Activity
When a line of the entries contains the word "label", report that line.

*** Opening Data provided ***

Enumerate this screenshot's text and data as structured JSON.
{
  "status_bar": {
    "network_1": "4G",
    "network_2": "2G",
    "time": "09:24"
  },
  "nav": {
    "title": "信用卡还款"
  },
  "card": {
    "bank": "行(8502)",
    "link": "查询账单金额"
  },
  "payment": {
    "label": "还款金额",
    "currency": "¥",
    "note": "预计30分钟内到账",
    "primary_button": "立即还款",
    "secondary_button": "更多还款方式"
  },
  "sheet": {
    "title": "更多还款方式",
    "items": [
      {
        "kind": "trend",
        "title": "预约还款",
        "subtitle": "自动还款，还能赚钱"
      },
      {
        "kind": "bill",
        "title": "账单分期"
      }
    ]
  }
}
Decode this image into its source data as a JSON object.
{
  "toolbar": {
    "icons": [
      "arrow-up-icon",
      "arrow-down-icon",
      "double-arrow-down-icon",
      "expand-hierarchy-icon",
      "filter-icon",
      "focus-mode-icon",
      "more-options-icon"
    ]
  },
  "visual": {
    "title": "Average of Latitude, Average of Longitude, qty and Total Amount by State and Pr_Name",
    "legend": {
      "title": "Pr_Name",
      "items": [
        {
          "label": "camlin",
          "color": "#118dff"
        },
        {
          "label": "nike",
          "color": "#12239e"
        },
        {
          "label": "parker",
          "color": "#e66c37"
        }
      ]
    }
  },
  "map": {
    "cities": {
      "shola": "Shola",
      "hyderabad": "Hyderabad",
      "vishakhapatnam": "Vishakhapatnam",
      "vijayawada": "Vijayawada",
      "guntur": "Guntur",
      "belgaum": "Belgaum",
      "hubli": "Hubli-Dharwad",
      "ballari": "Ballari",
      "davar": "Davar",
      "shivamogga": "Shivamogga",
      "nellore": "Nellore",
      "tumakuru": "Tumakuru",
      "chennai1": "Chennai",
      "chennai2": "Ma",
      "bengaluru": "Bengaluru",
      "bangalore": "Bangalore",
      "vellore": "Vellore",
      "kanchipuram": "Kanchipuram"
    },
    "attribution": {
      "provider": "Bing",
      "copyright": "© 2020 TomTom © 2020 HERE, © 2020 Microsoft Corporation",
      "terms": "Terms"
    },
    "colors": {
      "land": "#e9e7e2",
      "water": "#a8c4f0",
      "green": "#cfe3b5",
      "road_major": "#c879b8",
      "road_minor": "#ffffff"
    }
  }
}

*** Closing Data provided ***

Final answer
    "label": "还款金额",
          "label": "camlin",
          "label": "nike",
          "label": "parker",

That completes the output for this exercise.